### THE TASK
Lines containing the word "description" are to be copied from the data below.

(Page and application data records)

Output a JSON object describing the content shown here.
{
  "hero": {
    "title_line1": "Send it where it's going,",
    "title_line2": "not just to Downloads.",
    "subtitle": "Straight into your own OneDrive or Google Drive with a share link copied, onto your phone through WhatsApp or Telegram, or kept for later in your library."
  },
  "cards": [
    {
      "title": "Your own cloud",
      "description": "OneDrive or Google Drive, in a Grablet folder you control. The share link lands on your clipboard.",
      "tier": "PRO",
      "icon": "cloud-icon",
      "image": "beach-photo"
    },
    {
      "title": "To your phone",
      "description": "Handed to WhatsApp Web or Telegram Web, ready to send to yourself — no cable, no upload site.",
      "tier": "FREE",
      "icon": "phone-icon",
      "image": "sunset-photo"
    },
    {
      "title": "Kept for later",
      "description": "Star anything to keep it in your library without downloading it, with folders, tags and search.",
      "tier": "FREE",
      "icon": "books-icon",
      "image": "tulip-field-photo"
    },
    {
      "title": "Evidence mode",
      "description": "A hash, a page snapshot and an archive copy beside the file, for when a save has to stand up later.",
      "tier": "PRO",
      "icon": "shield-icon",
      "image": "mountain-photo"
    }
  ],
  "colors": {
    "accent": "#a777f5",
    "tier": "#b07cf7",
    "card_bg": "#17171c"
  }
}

### REPLY TO THE EXERCISE
      "description": "OneDrive or Google Drive, in a Grablet folder you control. The share link lands on your clipboard.",
      "description": "Handed to WhatsApp Web or Telegram Web, ready to send to yourself — no cable, no upload site.",
      "description": "Star anything to keep it in your library without downloading it, with folders, tags and search.",
      "description": "A hash, a page snapshot and an archive copy beside the file, for when a save has to stand up later.",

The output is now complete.